An indication of the discomfiture of the “owners of Nigeria” about the outcome of the 2019 election was evident in the fact that no past living head of state or president, except the unfailingly genial Yakubu Gowon, honored Buhari’s inauguration.
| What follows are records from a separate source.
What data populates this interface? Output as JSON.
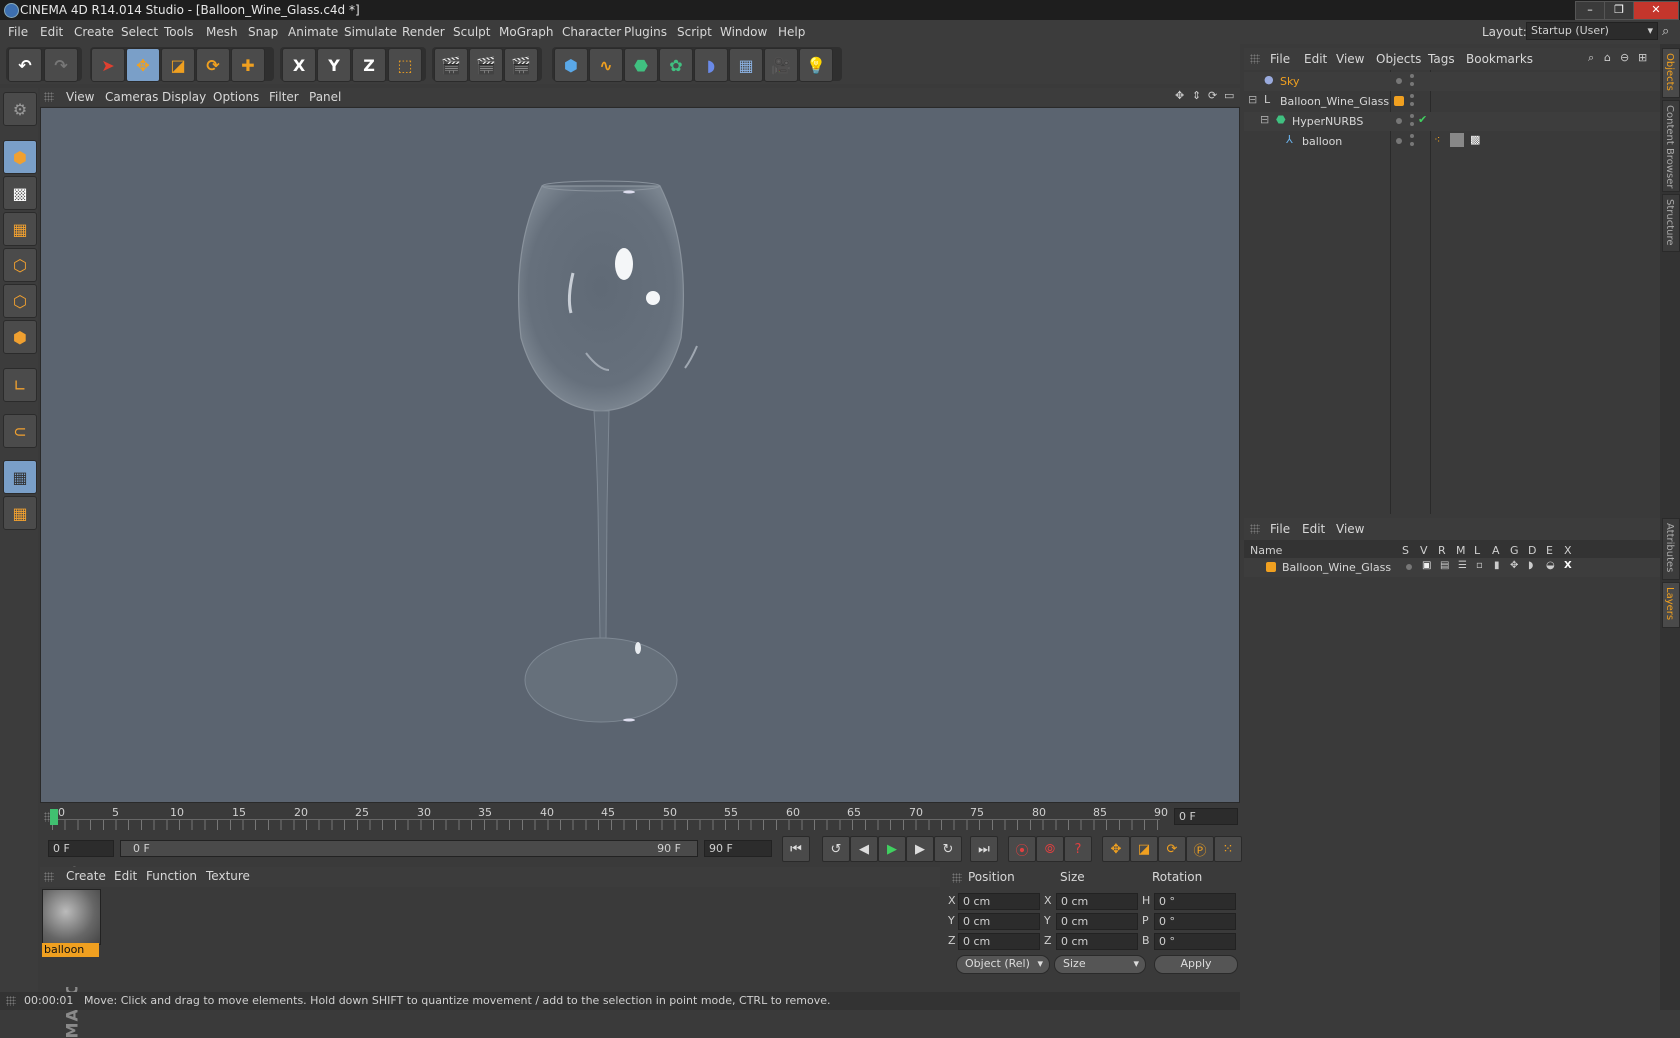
{
  "window": {
    "title": "CINEMA 4D R14.014 Studio - [Balloon_Wine_Glass.c4d *]",
    "minimize": "–",
    "restore": "❐",
    "close": "✕"
  },
  "menu": [
    "File",
    "Edit",
    "Create",
    "Select",
    "Tools",
    "Mesh",
    "Snap",
    "Animate",
    "Simulate",
    "Render",
    "Sculpt",
    "MoGraph",
    "Character",
    "Plugins",
    "Script",
    "Window",
    "Help"
  ],
  "layout": {
    "label": "Layout:",
    "value": "Startup (User)"
  },
  "toolbar": {
    "axis_x": "X",
    "axis_y": "Y",
    "axis_z": "Z"
  },
  "viewport_menu": [
    "View",
    "Cameras",
    "Display",
    "Options",
    "Filter",
    "Panel"
  ],
  "timeline": {
    "ticks": [
      "0",
      "5",
      "10",
      "15",
      "20",
      "25",
      "30",
      "35",
      "40",
      "45",
      "50",
      "55",
      "60",
      "65",
      "70",
      "75",
      "80",
      "85",
      "90"
    ],
    "current_frame_field": "0 F",
    "start_field": "0 F",
    "range_start": "0 F",
    "range_end": "90 F",
    "end_field": "90 F"
  },
  "material_menu": [
    "Create",
    "Edit",
    "Function",
    "Texture"
  ],
  "material": {
    "name": "balloon"
  },
  "coordinates": {
    "headers": [
      "Position",
      "Size",
      "Rotation"
    ],
    "position": [
      {
        "axis": "X",
        "value": "0 cm"
      },
      {
        "axis": "Y",
        "value": "0 cm"
      },
      {
        "axis": "Z",
        "value": "0 cm"
      }
    ],
    "size": [
      {
        "axis": "X",
        "value": "0 cm"
      },
      {
        "axis": "Y",
        "value": "0 cm"
      },
      {
        "axis": "Z",
        "value": "0 cm"
      }
    ],
    "rotation": [
      {
        "axis": "H",
        "value": "0 °"
      },
      {
        "axis": "P",
        "value": "0 °"
      },
      {
        "axis": "B",
        "value": "0 °"
      }
    ],
    "mode_select": "Object (Rel)",
    "size_select": "Size",
    "apply": "Apply"
  },
  "status": {
    "time": "00:00:01",
    "message": "Move: Click and drag to move elements. Hold down SHIFT to quantize movement / add to the selection in point mode, CTRL to remove."
  },
  "object_manager": {
    "menu": [
      "File",
      "Edit",
      "View",
      "Objects",
      "Tags",
      "Bookmarks"
    ],
    "objects": [
      {
        "name": "Sky",
        "color": "#f0a020"
      },
      {
        "name": "Balloon_Wine_Glass",
        "color": "#d8d8d8"
      },
      {
        "name": "HyperNURBS",
        "color": "#d8d8d8"
      },
      {
        "name": "balloon",
        "color": "#d8d8d8"
      }
    ]
  },
  "layer_manager": {
    "menu": [
      "File",
      "Edit",
      "View"
    ],
    "columns": [
      "Name",
      "S",
      "V",
      "R",
      "M",
      "L",
      "A",
      "G",
      "D",
      "E",
      "X"
    ],
    "layers": [
      {
        "name": "Balloon_Wine_Glass",
        "color": "#f0a020"
      }
    ]
  },
  "side_tabs": [
    "Objects",
    "Content Browser",
    "Structure",
    "Attributes",
    "Layers"
  ]
}
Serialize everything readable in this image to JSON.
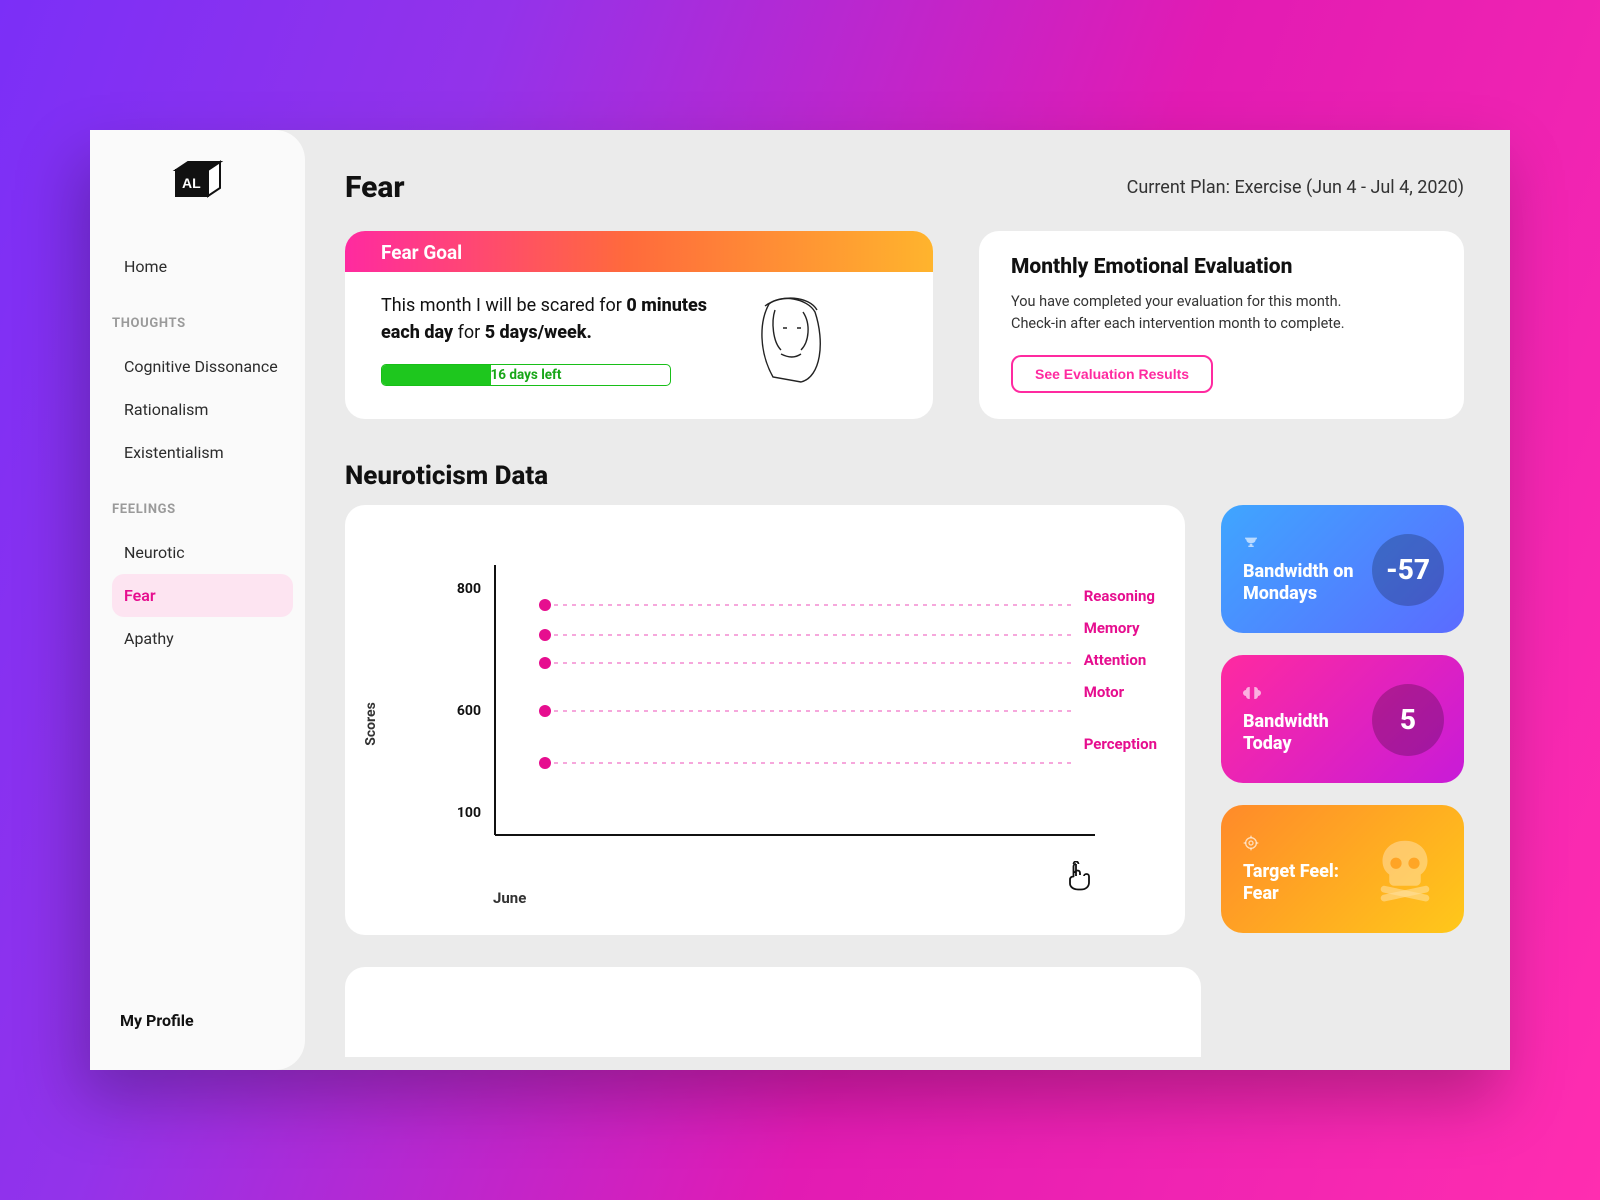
{
  "sidebar": {
    "logo_text": "AL",
    "home": "Home",
    "section_thoughts": "THOUGHTS",
    "thoughts": [
      "Cognitive Dissonance",
      "Rationalism",
      "Existentialism"
    ],
    "section_feelings": "FEELINGS",
    "feelings": [
      "Neurotic",
      "Fear",
      "Apathy"
    ],
    "active_feeling_index": 1,
    "profile": "My Profile"
  },
  "header": {
    "title": "Fear",
    "plan": "Current Plan: Exercise (Jun 4 - Jul 4, 2020)"
  },
  "goal": {
    "header": "Fear Goal",
    "sentence_prefix": "This month I will be scared for ",
    "minutes": "0 minutes each day",
    "mid": " for ",
    "days": "5 days/week.",
    "progress_pct": 38,
    "progress_label": "16 days left"
  },
  "evaluation": {
    "title": "Monthly Emotional Evaluation",
    "desc": "You have completed your evaluation for this month. Check-in after each intervention month to complete.",
    "button": "See Evaluation Results"
  },
  "section_title": "Neuroticism Data",
  "chart_data": {
    "type": "scatter",
    "ylabel": "Scores",
    "xlabel": "June",
    "y_ticks": [
      100,
      600,
      800
    ],
    "ylim": [
      0,
      850
    ],
    "series": [
      {
        "name": "Reasoning",
        "x": [
          "June"
        ],
        "y": [
          750
        ]
      },
      {
        "name": "Memory",
        "x": [
          "June"
        ],
        "y": [
          700
        ]
      },
      {
        "name": "Attention",
        "x": [
          "June"
        ],
        "y": [
          660
        ]
      },
      {
        "name": "Motor",
        "x": [
          "June"
        ],
        "y": [
          600
        ]
      },
      {
        "name": "Perception",
        "x": [
          "June"
        ],
        "y": [
          500
        ]
      }
    ]
  },
  "stats": {
    "blue": {
      "icon": "trophy-icon",
      "label": "Bandwidth on Mondays",
      "value": "-57"
    },
    "pink": {
      "icon": "brain-icon",
      "label": "Bandwidth Today",
      "value": "5"
    },
    "orange": {
      "icon": "target-icon",
      "label": "Target Feel: Fear"
    }
  },
  "colors": {
    "accent_pink": "#ff2aa0",
    "accent_green": "#1ec71e"
  }
}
They all withheld their symbolic stamps of approval from it. That was a first.
Abba Kyari has shown that if you can control the INEC chairman, you can outsmart the “owners of Nigeria.”
Josef Stalin once said, “I consider it completely unimportant who… will vote, or how; but what is extraordinarily important is this — who will count the votes, and how.”
Nicaraguan dictator Anastasio Somoza was coarser and blunter when he mocked a political opponent he fraudulently “defeated”: “Indeed, you won the elections, but I won the count.”
The New York Times of May 26, 1880 recalled Napoleon Bonaparte to have said: “I care not who casts the votes of a nation, provided I can count them.”
Instead of begging the “owners of Nigeria” to give him a chance to be president, Egbon Dele Momodu should tweak Abba Kyari’s formula: influence how the vote is counted.
Since he can’t influence Mahmood Yakubu like Abba Kyari did, he should lend his weight to calls for transparent, on-the-spot electronic transmission of election results, which should be stored on a server that INEC can’t disown at will later—like it did in 2019.
If that becomes institutionalized, everyday Nigerians, and not a shadowy cabal of influence peddlers, could become the “owners of Nigeria.”